Problem: Below are the entries; determine how many of their lines contain the string "single" and give that figure alone.

[Records drawn from a dataset]
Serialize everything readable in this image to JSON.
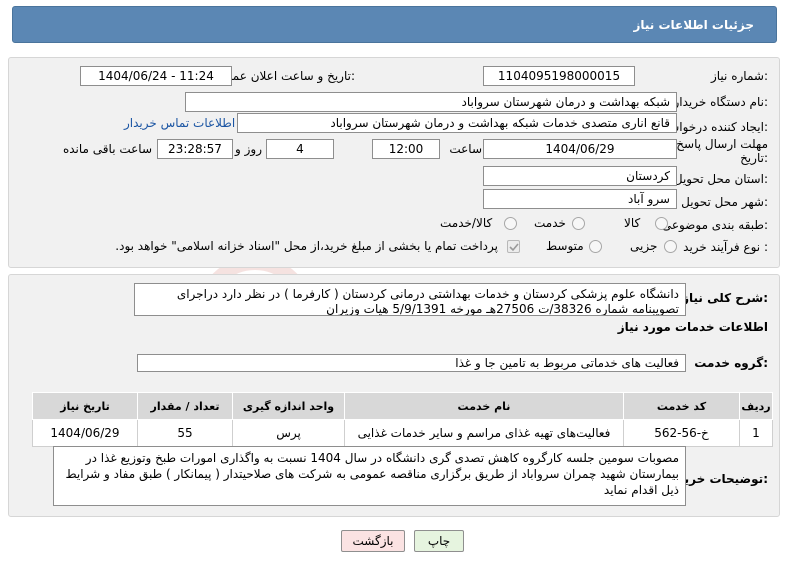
{
  "header": {
    "title": "جزئیات اطلاعات نیاز"
  },
  "details": {
    "need_number_label": "شماره نیاز:",
    "need_number": "1104095198000015",
    "announce_label": "تاریخ و ساعت اعلان عمومی:",
    "announce_value": "1404/06/24 - 11:24",
    "buyer_org_label": "نام دستگاه خریدار:",
    "buyer_org": "شبکه بهداشت و درمان شهرستان سرواباد",
    "creator_label": "ایجاد کننده درخواست:",
    "creator": "قانع اناری متصدی خدمات شبکه بهداشت و درمان شهرستان سرواباد",
    "contact_link": "اطلاعات تماس خریدار",
    "deadline_label_1": "مهلت ارسال پاسخ: تا",
    "deadline_label_2": "تاریخ:",
    "deadline_date": "1404/06/29",
    "time_label": "ساعت",
    "deadline_time": "12:00",
    "days_value": "4",
    "days_label": "روز و",
    "remaining_time": "23:28:57",
    "remaining_label": "ساعت باقی مانده",
    "province_label": "استان محل تحویل:",
    "province": "کردستان",
    "city_label": "شهر محل تحویل:",
    "city": "سرو آباد",
    "category_label": "طبقه بندی موضوعی:",
    "category_options": [
      "کالا",
      "خدمت",
      "کالا/خدمت"
    ],
    "process_label": "نوع فرآیند خرید :",
    "process_options": [
      "جزیی",
      "متوسط"
    ],
    "payment_note": "پرداخت تمام یا بخشی از مبلغ خرید،از محل \"اسناد خزانه اسلامی\" خواهد بود."
  },
  "summary": {
    "label": "شرح کلی نیاز:",
    "text": "دانشگاه علوم پزشکی کردستان و خدمات بهداشتی درمانی کردستان ( کارفرما ) در نظر دارد دراجرای تصویبنامه شماره 38326/ت 27506هـ مورخه 5/9/1391 هیات وزیران"
  },
  "services": {
    "section_title": "اطلاعات خدمات مورد نیاز",
    "group_label": "گروه خدمت:",
    "group_value": "فعالیت های خدماتی مربوط به تامین جا و غذا",
    "columns": [
      "ردیف",
      "کد خدمت",
      "نام خدمت",
      "واحد اندازه گیری",
      "تعداد / مقدار",
      "تاریخ نیاز"
    ],
    "rows": [
      {
        "row": "1",
        "code": "خ-56-562",
        "name": "فعالیت‌های تهیه غذای مراسم و سایر خدمات غذایی",
        "unit": "پرس",
        "qty": "55",
        "date": "1404/06/29"
      }
    ]
  },
  "buyer_notes": {
    "label": "توضیحات خریدار:",
    "text": "مصوبات سومین جلسه کارگروه کاهش تصدی گری دانشگاه در سال 1404 نسبت به واگذاری امورات طبخ وتوزیع غذا در بیمارستان شهید چمران سرواباد  از طریق برگزاری مناقصه عمومی به شرکت های صلاحیتدار ( پیمانکار ) طبق مفاد و شرایط ذیل اقدام نماید"
  },
  "buttons": {
    "print": "چاپ",
    "back": "بازگشت"
  },
  "colors": {
    "header": "#5b87b4",
    "card": "#f1f1f1",
    "back_button": "#fbe3e3",
    "print_button": "#e6f4df"
  }
}
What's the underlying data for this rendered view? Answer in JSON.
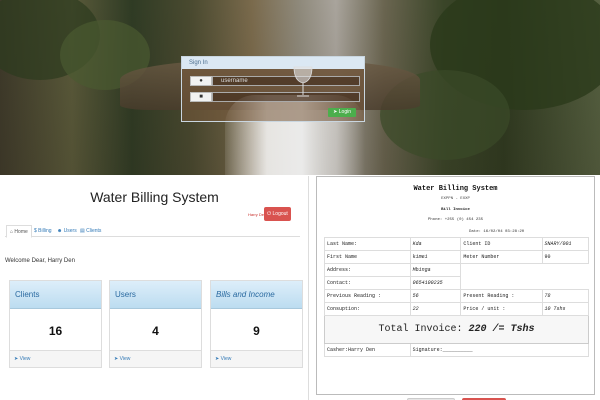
{
  "login": {
    "title": "Sign In",
    "username_placeholder": "username",
    "login_label": "Login"
  },
  "header": {
    "app_title": "Water Billing System",
    "user_name": "Harry Den",
    "logout_label": "Logout"
  },
  "tabs": [
    {
      "label": "Home",
      "icon": "home-icon"
    },
    {
      "label": "Billing",
      "icon": "dollar-icon"
    },
    {
      "label": "Users",
      "icon": "users-icon"
    },
    {
      "label": "Clients",
      "icon": "clients-icon"
    }
  ],
  "welcome": "Welcome Dear, Harry Den",
  "cards": [
    {
      "title": "Clients",
      "count": "16",
      "footer": "View"
    },
    {
      "title": "Users",
      "count": "4",
      "footer": "View"
    },
    {
      "title": "Bills and Income",
      "count": "9",
      "footer": "View"
    }
  ],
  "invoice": {
    "title": "Water Billing System",
    "sub": "EXPPN - EXXP",
    "bill_label": "Bill Invoice",
    "phone": "Phone: +255 (0) 454 235",
    "date": "Date: 16/02/04 03:28:20",
    "rows": {
      "last_name_label": "Last Name:",
      "last_name": "Kda",
      "client_id_label": "Client ID",
      "client_id": "SNARY/001",
      "first_name_label": "First Name",
      "first_name": "kimei",
      "meter_label": "Meter Number",
      "meter": "90",
      "address_label": "Address:",
      "address": "Mbinga",
      "contact_label": "Contact:",
      "contact": "0654100235",
      "prev_label": "Previous Reading :",
      "prev": "56",
      "present_label": "Present Reading :",
      "present": "78",
      "consumption_label": "Consuption:",
      "consumption": "22",
      "price_label": "Price / unit :",
      "price": "10 Tshs",
      "total_label": "Total Invoice:",
      "total_value": "220 /= Tshs",
      "cashier": "Casher:Harry Den",
      "signature": "Signature:__________"
    }
  },
  "colors": {
    "primary": "#337ab7",
    "danger": "#d9534f",
    "success": "#4cae4c",
    "card_head": "#bcdcf0"
  }
}
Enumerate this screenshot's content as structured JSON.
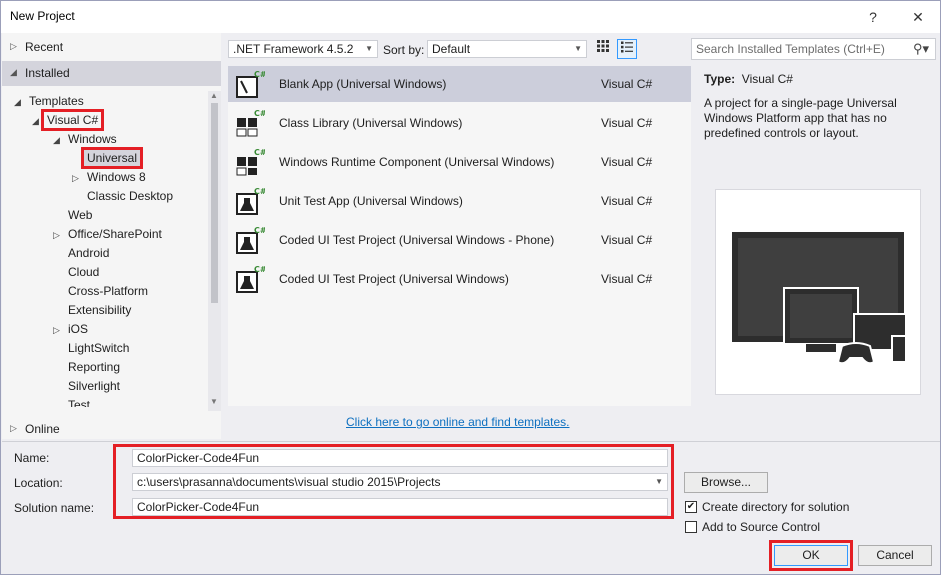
{
  "window": {
    "title": "New Project",
    "help": "?",
    "close": "✕"
  },
  "tree": {
    "recent": "Recent",
    "installed": "Installed",
    "online": "Online",
    "nodes": [
      {
        "label": "Templates",
        "twisty": "◢"
      },
      {
        "label": "Visual C#",
        "twisty": "◢"
      },
      {
        "label": "Windows",
        "twisty": "◢"
      },
      {
        "label": "Universal",
        "twisty": ""
      },
      {
        "label": "Windows 8",
        "twisty": "▷"
      },
      {
        "label": "Classic Desktop",
        "twisty": ""
      },
      {
        "label": "Web",
        "twisty": ""
      },
      {
        "label": "Office/SharePoint",
        "twisty": "▷"
      },
      {
        "label": "Android",
        "twisty": ""
      },
      {
        "label": "Cloud",
        "twisty": ""
      },
      {
        "label": "Cross-Platform",
        "twisty": ""
      },
      {
        "label": "Extensibility",
        "twisty": ""
      },
      {
        "label": "iOS",
        "twisty": "▷"
      },
      {
        "label": "LightSwitch",
        "twisty": ""
      },
      {
        "label": "Reporting",
        "twisty": ""
      },
      {
        "label": "Silverlight",
        "twisty": ""
      },
      {
        "label": "Test",
        "twisty": ""
      }
    ]
  },
  "toolbar": {
    "framework": ".NET Framework 4.5.2",
    "sort_label": "Sort by:",
    "sort_value": "Default"
  },
  "templates": [
    {
      "name": "Blank App (Universal Windows)",
      "lang": "Visual C#",
      "icon": "blank-app-icon"
    },
    {
      "name": "Class Library (Universal Windows)",
      "lang": "Visual C#",
      "icon": "class-library-icon"
    },
    {
      "name": "Windows Runtime Component (Universal Windows)",
      "lang": "Visual C#",
      "icon": "runtime-component-icon"
    },
    {
      "name": "Unit Test App (Universal Windows)",
      "lang": "Visual C#",
      "icon": "unit-test-icon"
    },
    {
      "name": "Coded UI Test Project (Universal Windows - Phone)",
      "lang": "Visual C#",
      "icon": "coded-ui-test-icon"
    },
    {
      "name": "Coded UI Test Project (Universal Windows)",
      "lang": "Visual C#",
      "icon": "coded-ui-test-icon"
    }
  ],
  "online_link": "Click here to go online and find templates.",
  "search": {
    "placeholder": "Search Installed Templates (Ctrl+E)"
  },
  "details": {
    "type_label": "Type:",
    "type_value": "Visual C#",
    "description": "A project for a single-page Universal Windows Platform app that has no predefined controls or layout."
  },
  "form": {
    "name_label": "Name:",
    "name_value": "ColorPicker-Code4Fun",
    "location_label": "Location:",
    "location_value": "c:\\users\\prasanna\\documents\\visual studio 2015\\Projects",
    "solution_label": "Solution name:",
    "solution_value": "ColorPicker-Code4Fun",
    "browse": "Browse...",
    "create_dir": "Create directory for solution",
    "add_source": "Add to Source Control",
    "ok": "OK",
    "cancel": "Cancel"
  },
  "colors": {
    "accent_red": "#e41f25",
    "selection": "#cccedb",
    "link": "#0e70c0"
  }
}
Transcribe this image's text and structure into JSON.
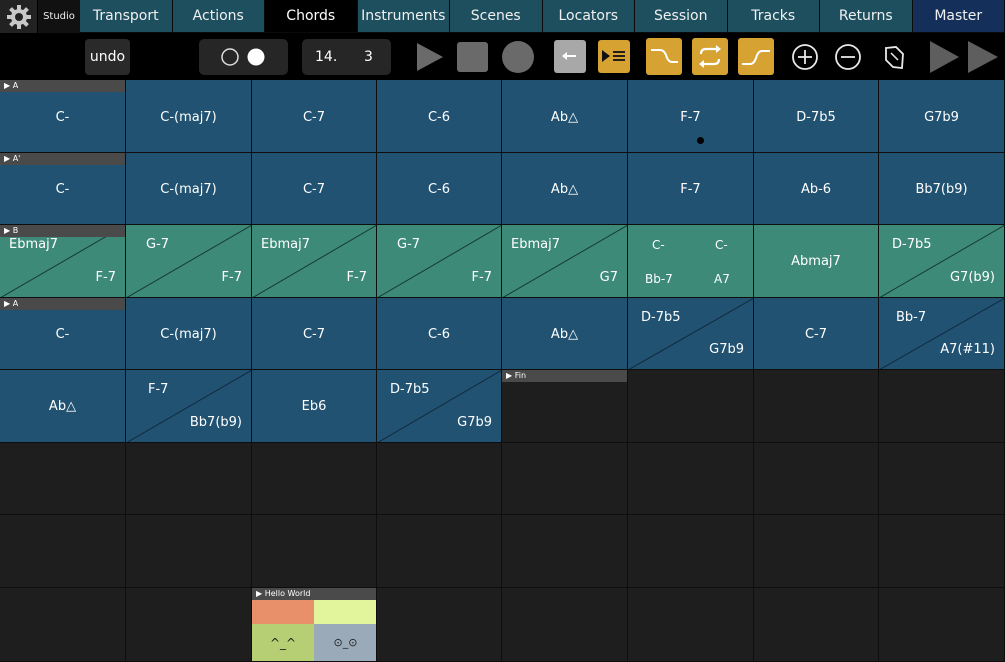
{
  "tabs": {
    "studio": "Studio",
    "items": [
      "Transport",
      "Actions",
      "Chords",
      "Instruments",
      "Scenes",
      "Locators",
      "Session",
      "Tracks",
      "Returns",
      "Master"
    ],
    "active": "Chords"
  },
  "toolbar": {
    "undo": "undo",
    "position_bar": "14.",
    "position_beat": "3"
  },
  "sections": {
    "a": "A",
    "a2": "A'",
    "b": "B",
    "a3": "A",
    "fin": "Fin",
    "hello": "Hello World"
  },
  "rows": {
    "r1": [
      "C-",
      "C-(maj7)",
      "C-7",
      "C-6",
      "Ab△",
      "F-7",
      "D-7b5",
      "G7b9"
    ],
    "r2": [
      "C-",
      "C-(maj7)",
      "C-7",
      "C-6",
      "Ab△",
      "F-7",
      "Ab-6",
      "Bb7(b9)"
    ],
    "r3": [
      {
        "top": "Ebmaj7",
        "bottom": "F-7"
      },
      {
        "top": "G-7",
        "bottom": "F-7"
      },
      {
        "top": "Ebmaj7",
        "bottom": "F-7"
      },
      {
        "top": "G-7",
        "bottom": "F-7"
      },
      {
        "top": "Ebmaj7",
        "bottom": "G7"
      },
      {
        "q1": "C-",
        "q2": "C-",
        "q3": "Bb-7",
        "q4": "A7"
      },
      {
        "single": "Abmaj7"
      },
      {
        "top": "D-7b5",
        "bottom": "G7(b9)"
      }
    ],
    "r4": [
      {
        "single": "C-"
      },
      {
        "single": "C-(maj7)"
      },
      {
        "single": "C-7"
      },
      {
        "single": "C-6"
      },
      {
        "single": "Ab△"
      },
      {
        "top": "D-7b5",
        "bottom": "G7b9"
      },
      {
        "single": "C-7"
      },
      {
        "top": "Bb-7",
        "bottom": "A7(#11)"
      }
    ],
    "r5": [
      {
        "single": "Ab△"
      },
      {
        "top": "F-7",
        "bottom": "Bb7(b9)"
      },
      {
        "single": "Eb6"
      },
      {
        "top": "D-7b5",
        "bottom": "G7b9"
      }
    ]
  },
  "hello_world": {
    "face1": "^_^",
    "face2": "⊙_⊙",
    "colors": [
      "#e8906a",
      "#e2f59c",
      "#b6cf74",
      "#9aaab8"
    ]
  },
  "colors": {
    "blue": "#225272",
    "green": "#3e8a78",
    "gold": "#d6a232",
    "tab": "#1e4f5e",
    "master": "#14305a"
  }
}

Solution: 10